A new documentary, scheduled to air Monday, will examine how U.S. schools stack up against those of foreign countries, like China and Finland, in subjects like math and science and in meeting goals such as keeping students in school through graduation.
The PBS program is titled "Where We Stand: America's Schools in the 21st Century."
It takes its name from a Walter Cronkite program that aired 50 years ago, shortly after the Soviets shocked us Yanks with the launch of the Sputnik satellite. The producers of the new PBS program say the Cronkite show "is often credited with mobilizing the country and spawning a major investment in science and technology that got the nation to the moon 10 years later."
I wasn't around in 1957, so I have no way of knowing whether that last line is on-point or a grand exaggeration. But then again, we're talking about Walter Cronkite here, the newsman/icon. And who among us doubts the power of television?
Hosted by longtime TV journalist Judy Woodruff, the program will focus in on four schools in Ohio, in the Cincinnati and Columbus areas and the town of Belpre. The program's publicists say it will examine the challenges facing U.S. schools by telling the stories of students, parents, teachers and administrators. Those profiled on the show include Bin Che, an educator from China who teaches Mandarin in rural Ohio; Anne Kuittinen, a Finnish exchange student denied credit from her school in Finland for the work she did while studying in the United States; Cherese Clark, principal of a high-poverty urban school struggling to raise low test scores; and Guadalupe Medina, a student at an experimental science, technology, engineering and math school, who completed her high school requirements in two years.
The question of whether U.S. schools are falling behind those in high-performing foreign nations has lit a fire under public officials over the past few years.The show's executive producer, Ronald Thorpe, said in a press statement that its creators purposely chose to highlight Ohio because it's a presidential battleground state which reveals "both the promise and challenge of educating diverse populations. It also illustrates the fact that our position in relationship to other industrialized nations is not encouraging.”
The show will also feature interviews with education-policy types, such as Checker Finn, Rick Hess, and Michael Rebell, as well as Geoffrey Canada, President of the Harlem Children’s Zone and John Wilson, the National Education Association' executive director, among many others.

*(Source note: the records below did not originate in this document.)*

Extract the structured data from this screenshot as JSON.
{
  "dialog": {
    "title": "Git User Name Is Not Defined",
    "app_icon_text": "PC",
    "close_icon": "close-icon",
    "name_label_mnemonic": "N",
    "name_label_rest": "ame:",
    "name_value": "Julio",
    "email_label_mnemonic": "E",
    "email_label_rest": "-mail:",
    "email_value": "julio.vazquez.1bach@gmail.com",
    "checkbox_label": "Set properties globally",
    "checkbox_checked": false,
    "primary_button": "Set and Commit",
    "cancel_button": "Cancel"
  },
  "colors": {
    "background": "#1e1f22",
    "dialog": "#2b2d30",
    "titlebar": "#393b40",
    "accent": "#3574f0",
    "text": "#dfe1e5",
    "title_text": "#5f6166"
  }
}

"Where We Stand" will hit the air at 10 p.m. east-coast time on Monday, Sept. 15.